The 1940s Plan to Replace Jockeys with Robots

This year's Kentucky Derby was certainly exciting for its mint-julep-soaked spectators. But our future-minded ancestors might have considered it a bit old fashioned. Why? None of the jockeys were robots.

The March 1945 issue of Radio-Craft magazine imagined a future where human jockeys would all be replaced by radio-operated robots. The jockey-bots would be outfitted with cutting-edge radio controls and loudspeakers, while their human controllers would sit near the track in front of electronic panels and microphones.

From Radio-Craft:

The "jockey" would consist of a modern radio receiver, with outputs fitted both to a speaker and to relays which would set into action motors which control the arms to which the reins are attached, or operate the crop. Additional motors can be provided—or attachments made to those used—which would permit changing the posture of the "jockey," causing it to lean further forward or rise upright, to sway to the left or the right, as may be required during the race. It is well-known that a jockey uses his body as well as his voice and the reins in guiding his horse.

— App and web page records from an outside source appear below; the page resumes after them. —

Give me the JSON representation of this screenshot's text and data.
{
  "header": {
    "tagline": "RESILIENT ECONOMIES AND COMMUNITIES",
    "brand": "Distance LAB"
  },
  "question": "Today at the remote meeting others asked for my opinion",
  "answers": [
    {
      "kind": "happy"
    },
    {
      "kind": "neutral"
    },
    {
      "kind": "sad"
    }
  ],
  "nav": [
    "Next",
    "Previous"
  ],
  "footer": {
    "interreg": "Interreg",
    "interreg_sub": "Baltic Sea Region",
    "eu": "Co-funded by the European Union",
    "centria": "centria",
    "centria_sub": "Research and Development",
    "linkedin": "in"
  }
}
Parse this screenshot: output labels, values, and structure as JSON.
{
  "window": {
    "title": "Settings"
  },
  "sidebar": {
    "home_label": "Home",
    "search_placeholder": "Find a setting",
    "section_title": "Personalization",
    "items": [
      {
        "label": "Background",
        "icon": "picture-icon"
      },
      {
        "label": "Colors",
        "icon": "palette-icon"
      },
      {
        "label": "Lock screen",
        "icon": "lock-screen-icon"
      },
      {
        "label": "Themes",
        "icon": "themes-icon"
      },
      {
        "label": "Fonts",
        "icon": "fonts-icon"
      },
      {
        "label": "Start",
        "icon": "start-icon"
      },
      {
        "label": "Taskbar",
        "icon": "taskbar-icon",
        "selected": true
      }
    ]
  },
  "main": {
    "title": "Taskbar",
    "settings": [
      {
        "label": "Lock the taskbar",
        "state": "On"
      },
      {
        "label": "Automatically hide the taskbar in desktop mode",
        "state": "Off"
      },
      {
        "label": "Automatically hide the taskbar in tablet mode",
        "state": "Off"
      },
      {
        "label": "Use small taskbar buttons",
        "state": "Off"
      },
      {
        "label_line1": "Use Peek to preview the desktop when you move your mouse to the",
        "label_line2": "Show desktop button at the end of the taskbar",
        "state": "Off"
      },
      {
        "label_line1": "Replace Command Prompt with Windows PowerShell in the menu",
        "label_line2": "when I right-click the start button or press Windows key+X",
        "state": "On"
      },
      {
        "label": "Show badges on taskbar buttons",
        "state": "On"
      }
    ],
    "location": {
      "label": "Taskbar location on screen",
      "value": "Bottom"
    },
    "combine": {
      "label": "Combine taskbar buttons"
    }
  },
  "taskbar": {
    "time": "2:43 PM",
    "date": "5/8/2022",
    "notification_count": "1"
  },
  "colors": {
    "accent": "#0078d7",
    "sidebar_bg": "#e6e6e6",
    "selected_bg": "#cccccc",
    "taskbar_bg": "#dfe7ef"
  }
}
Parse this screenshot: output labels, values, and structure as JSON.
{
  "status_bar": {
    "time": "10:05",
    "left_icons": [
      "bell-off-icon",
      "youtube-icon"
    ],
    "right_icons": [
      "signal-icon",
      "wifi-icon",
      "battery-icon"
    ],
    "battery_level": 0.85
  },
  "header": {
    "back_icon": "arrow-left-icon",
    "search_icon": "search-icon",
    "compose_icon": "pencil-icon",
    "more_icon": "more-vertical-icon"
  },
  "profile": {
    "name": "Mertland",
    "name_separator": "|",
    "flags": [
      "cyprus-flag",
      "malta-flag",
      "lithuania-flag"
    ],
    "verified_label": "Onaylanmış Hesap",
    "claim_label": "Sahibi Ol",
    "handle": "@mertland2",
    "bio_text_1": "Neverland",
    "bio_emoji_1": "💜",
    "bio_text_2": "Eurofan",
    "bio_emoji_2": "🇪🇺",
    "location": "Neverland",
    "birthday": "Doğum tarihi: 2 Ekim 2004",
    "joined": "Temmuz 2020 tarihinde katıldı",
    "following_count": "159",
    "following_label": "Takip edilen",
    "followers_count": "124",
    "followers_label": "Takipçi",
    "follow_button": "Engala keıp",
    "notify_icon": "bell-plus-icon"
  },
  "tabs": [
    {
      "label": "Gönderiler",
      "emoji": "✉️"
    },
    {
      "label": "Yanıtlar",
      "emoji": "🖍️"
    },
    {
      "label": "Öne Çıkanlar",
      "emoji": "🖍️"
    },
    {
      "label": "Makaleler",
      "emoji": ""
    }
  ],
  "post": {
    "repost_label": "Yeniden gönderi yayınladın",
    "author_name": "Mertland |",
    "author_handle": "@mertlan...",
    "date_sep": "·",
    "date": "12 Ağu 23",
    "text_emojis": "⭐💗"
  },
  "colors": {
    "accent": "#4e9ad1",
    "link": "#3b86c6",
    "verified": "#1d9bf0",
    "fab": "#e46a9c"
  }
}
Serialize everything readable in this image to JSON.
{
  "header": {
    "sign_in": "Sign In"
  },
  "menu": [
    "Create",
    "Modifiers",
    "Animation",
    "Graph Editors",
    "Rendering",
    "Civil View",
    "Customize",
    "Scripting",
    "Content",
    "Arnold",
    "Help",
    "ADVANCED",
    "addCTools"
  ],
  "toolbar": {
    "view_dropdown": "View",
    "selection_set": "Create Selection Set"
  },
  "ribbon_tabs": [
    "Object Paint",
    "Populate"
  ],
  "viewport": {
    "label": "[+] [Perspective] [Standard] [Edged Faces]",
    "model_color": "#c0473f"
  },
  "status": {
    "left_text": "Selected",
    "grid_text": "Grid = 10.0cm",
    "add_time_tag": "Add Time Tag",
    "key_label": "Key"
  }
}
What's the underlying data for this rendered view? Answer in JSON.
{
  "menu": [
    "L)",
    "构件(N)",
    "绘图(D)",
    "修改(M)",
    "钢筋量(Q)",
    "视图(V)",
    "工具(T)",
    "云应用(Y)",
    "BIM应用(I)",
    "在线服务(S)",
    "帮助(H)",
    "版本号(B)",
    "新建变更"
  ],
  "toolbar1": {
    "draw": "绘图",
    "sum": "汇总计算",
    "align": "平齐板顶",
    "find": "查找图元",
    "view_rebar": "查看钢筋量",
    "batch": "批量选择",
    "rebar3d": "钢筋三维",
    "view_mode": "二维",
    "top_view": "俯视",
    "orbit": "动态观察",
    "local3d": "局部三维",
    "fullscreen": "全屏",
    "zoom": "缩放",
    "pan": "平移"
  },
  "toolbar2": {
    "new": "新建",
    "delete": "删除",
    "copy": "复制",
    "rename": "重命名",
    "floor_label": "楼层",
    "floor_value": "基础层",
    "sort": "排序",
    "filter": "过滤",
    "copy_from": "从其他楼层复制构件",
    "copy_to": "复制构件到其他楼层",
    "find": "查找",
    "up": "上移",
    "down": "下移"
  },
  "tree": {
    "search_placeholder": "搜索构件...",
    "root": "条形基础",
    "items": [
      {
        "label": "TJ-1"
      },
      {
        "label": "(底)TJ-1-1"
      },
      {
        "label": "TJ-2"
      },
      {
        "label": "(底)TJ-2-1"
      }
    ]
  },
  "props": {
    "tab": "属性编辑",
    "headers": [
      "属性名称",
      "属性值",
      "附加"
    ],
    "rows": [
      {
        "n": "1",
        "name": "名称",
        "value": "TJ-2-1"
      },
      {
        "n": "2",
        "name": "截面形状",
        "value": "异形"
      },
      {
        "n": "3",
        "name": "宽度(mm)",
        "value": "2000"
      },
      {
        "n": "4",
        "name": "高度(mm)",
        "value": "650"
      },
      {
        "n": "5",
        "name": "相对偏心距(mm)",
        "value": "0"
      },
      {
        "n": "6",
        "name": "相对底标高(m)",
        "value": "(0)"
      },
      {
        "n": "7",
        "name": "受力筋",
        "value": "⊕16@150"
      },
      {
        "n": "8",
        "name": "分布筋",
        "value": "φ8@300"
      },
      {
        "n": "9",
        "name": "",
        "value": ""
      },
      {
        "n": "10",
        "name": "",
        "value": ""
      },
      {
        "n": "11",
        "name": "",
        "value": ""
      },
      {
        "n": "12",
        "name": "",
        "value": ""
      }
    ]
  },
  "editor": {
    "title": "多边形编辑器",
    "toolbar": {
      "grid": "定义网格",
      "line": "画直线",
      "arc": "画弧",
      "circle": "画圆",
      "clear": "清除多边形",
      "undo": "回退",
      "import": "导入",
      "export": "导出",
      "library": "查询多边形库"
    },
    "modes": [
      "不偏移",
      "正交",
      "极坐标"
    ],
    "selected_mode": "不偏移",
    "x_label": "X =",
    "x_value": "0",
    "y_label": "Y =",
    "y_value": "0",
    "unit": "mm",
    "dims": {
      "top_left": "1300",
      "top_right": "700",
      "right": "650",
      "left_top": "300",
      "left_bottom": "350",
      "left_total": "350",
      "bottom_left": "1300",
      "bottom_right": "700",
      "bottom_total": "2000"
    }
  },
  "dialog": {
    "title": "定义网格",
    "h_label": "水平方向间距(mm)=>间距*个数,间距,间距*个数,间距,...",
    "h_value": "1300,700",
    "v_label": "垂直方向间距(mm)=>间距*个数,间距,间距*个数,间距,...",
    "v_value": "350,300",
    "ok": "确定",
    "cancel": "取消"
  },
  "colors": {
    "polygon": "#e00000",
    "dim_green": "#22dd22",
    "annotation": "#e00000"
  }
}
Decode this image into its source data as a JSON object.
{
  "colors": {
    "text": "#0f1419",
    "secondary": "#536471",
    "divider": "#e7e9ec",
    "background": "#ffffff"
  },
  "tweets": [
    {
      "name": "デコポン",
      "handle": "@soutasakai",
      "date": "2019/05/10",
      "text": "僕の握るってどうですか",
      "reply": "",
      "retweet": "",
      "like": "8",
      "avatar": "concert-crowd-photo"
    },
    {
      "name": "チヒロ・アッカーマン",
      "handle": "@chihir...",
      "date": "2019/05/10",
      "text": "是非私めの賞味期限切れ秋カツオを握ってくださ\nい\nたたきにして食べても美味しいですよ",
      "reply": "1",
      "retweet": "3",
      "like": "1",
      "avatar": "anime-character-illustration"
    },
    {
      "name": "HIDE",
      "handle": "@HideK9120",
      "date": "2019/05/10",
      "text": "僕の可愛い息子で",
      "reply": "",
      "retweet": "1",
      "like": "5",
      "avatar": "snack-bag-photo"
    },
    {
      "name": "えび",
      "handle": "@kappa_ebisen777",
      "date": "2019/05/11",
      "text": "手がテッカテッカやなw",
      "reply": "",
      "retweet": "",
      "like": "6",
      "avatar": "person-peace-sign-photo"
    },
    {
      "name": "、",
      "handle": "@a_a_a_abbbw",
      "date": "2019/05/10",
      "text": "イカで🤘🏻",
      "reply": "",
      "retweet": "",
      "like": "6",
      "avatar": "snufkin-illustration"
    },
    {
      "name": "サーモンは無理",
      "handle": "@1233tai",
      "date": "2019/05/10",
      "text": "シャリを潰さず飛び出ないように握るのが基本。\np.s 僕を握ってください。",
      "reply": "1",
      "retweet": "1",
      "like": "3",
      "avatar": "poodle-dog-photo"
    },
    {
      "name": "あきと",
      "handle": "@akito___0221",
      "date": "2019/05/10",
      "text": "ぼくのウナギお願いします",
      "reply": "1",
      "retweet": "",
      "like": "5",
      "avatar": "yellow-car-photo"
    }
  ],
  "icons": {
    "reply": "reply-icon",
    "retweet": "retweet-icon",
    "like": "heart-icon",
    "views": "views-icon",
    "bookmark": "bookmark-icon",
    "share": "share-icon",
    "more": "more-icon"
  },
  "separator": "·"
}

The illustration below showed what a race of the future might look like.

The 1940s Plan to Replace Jockeys with Robots

The idea may seem absurd to traditionalists, but there are plenty of people here in the 21st century who think the sport should completely do away with human jockeys.

"We're talking about drone planes in Afghanistan," jockey C.C. Lopez told the Wall Street Journal in 2012. "Is it really that big a stretch to have someone at the race controlling a robot from the stands with a joystick? It isn't far-fetched at all."

It's certainly possible to replace human jockeys with robots, and Dubai is already embracing it for camel races. But given horse-racing's love for tradition, we probably won't be watching ASIMO win the Triple Crown anytime soon.


Images: Scanned from the March 1945 issue of Radio-Craft magazine